It’s the original mandate of the VPGS to stimulate and nurture Victoria’s appetite for the so-called other that guides this festival’s inaugural happening. For Victoria Pretty Good Society president Phoenix Bain, one of the simpler motivations behind this festival was to create a unique, transformative experience. “[Success] for me, is when someone walks away from a show and says ‘never thought I’d see that but that was great.’”
For Long, inspiration comes from elsewhere. No one would assume that a small city on the Pacific coast of Canada’s mainland would be at the forefront of arts and culture, and quite simply it isn’t. So there is opportunity as well as room for innovation. The successful though perhaps less enthusiastically odd yearly festival Rifflandia has set a precedent for how to organize large-scale, multi-day events with the city. “We just simply don’t exist without the legacy of an event like Rifflandia, and that’s a fundamental thing to understand.” But a more global culture necessitates a more globally aware arts community and a festival like PGNB is designed to express that, and even mirror what it is inspired by. “We’ve all been lucky enough to go to Sled Island or Mute Tech and have your mind blown by amazing multimedia installations and stuff and you’re just like ‘why can’t we do stuff like this in Victoria?’ And the answer is we can, we just have to have someone who’s committed to the vision of how that will occur, have some foresight and commitment to the programming and pour a bunch of time into writing grants.”

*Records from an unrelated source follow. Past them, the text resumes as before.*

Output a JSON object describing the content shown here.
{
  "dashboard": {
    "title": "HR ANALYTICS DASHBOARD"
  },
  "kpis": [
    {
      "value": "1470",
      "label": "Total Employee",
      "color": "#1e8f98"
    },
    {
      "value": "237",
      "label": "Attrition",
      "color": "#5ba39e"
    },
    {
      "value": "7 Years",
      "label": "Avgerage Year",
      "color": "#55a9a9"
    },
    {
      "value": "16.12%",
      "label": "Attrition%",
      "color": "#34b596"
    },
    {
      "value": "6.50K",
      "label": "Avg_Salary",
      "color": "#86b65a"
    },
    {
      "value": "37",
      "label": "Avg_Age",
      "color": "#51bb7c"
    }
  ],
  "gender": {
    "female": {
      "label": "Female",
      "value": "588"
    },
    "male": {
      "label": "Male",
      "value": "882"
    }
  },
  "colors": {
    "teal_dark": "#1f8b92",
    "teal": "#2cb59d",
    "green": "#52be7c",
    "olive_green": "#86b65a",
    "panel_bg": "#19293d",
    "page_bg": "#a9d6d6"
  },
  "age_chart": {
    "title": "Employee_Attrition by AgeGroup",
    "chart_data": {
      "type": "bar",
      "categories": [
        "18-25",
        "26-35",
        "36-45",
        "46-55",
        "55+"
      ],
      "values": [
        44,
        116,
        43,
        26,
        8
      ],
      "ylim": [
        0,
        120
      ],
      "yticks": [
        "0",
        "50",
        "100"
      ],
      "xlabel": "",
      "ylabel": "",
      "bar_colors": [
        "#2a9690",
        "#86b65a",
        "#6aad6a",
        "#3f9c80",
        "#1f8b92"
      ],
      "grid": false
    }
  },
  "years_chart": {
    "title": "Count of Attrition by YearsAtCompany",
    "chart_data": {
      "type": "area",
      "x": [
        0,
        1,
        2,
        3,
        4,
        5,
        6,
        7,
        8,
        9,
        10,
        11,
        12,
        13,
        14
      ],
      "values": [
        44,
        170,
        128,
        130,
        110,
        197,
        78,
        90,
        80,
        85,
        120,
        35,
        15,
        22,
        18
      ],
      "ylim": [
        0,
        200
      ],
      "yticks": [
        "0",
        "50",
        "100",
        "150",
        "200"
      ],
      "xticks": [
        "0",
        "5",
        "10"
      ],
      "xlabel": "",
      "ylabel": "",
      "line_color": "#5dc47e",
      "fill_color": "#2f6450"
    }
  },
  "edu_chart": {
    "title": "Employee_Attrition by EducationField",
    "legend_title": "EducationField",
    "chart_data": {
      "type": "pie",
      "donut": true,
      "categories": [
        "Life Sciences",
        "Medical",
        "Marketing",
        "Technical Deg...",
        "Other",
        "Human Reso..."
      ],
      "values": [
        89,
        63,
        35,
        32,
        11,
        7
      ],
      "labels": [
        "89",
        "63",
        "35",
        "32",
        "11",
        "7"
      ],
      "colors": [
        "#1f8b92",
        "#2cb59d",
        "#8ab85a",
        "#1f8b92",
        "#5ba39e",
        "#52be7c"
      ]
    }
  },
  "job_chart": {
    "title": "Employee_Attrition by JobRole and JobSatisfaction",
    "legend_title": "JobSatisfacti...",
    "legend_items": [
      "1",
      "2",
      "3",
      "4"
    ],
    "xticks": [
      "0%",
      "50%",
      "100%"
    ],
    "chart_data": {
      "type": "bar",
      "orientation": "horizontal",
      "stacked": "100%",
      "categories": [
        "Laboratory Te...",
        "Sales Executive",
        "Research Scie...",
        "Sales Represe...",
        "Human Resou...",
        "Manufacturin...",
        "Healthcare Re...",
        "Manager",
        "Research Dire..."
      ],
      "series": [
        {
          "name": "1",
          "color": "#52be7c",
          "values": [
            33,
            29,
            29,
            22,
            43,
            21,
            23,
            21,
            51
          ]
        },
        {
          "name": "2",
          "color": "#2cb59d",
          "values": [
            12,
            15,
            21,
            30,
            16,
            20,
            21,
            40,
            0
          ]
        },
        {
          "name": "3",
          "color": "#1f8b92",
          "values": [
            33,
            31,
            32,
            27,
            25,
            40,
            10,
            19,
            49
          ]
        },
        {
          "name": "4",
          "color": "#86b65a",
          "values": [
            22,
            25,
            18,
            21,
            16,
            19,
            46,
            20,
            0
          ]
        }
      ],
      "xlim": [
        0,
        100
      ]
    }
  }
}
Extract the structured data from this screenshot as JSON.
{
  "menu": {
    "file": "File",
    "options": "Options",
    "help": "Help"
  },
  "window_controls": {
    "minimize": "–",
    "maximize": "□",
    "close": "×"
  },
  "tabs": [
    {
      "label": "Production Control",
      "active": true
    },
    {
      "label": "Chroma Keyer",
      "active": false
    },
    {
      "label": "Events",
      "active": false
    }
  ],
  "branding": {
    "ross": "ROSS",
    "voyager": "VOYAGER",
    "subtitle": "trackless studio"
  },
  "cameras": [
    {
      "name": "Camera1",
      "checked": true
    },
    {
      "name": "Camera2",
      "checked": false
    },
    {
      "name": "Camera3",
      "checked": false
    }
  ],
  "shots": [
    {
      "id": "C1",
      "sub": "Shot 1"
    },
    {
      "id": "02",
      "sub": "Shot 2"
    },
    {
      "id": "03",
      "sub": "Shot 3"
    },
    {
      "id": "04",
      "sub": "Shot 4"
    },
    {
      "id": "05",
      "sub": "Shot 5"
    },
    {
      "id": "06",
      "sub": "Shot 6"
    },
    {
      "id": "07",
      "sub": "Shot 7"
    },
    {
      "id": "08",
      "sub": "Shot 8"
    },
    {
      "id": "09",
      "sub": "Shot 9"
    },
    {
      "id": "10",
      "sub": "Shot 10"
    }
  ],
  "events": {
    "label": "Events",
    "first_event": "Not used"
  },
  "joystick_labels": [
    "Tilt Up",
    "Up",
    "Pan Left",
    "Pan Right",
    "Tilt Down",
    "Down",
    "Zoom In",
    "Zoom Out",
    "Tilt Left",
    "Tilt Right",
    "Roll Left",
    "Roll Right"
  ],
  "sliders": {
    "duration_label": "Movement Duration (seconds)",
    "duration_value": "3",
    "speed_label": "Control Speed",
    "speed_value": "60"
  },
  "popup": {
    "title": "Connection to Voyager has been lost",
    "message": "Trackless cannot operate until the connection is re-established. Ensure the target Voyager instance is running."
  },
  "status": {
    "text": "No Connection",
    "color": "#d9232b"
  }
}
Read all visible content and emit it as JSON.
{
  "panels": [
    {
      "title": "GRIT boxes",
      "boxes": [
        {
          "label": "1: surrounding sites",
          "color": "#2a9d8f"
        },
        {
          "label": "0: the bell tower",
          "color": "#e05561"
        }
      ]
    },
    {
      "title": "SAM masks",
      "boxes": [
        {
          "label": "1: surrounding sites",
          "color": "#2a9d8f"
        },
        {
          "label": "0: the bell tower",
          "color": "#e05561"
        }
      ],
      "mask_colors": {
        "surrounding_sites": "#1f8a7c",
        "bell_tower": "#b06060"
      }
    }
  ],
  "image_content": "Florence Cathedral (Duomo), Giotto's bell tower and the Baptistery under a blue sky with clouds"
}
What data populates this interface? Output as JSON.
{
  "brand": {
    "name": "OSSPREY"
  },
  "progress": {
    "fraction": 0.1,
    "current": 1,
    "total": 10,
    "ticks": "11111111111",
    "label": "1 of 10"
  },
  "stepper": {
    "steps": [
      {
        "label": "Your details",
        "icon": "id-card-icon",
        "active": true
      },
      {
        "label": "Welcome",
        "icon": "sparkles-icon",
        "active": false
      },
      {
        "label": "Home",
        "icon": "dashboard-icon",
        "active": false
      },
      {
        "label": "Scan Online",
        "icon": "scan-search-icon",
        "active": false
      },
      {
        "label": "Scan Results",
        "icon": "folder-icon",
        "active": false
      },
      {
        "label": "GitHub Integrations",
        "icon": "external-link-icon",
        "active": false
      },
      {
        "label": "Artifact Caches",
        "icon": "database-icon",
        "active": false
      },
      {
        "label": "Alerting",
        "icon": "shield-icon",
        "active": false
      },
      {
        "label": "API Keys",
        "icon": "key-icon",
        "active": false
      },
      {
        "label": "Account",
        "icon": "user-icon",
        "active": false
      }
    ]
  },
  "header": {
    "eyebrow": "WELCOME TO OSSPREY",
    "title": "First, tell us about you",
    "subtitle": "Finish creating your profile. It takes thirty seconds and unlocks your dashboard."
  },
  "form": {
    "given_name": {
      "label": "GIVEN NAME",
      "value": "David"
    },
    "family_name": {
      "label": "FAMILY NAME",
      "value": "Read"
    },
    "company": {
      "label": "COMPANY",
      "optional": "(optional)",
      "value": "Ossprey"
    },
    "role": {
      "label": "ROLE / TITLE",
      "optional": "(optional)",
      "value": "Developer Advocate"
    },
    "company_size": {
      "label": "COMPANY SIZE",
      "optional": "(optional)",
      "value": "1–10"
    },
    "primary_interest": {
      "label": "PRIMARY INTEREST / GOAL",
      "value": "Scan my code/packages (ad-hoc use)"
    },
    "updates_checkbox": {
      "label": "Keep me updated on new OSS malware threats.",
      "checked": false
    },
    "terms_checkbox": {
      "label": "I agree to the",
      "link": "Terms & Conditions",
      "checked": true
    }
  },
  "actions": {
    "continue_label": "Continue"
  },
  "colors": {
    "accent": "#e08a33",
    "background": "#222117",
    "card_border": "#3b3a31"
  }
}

So Pretty Good Not Bad Festival is a passion project that’s seriousness is undercut by a silly name--what else? In the indie-folk climate of Victoria, programming like this speaks for itself and in its own language. Some of Victoria’s most characterizing spaces will be reimagined for one night, playing their part in a weekend full of unique sounds, visuals and performances that do not so much aim to highlight the other as they do recognize it for us in ourselves. “The point of art is that it’s supposed to be this potentially transcendent experience and I think everything that we’ve done is going for that.” Says Godlovitch. “I think we’re going to hit it.”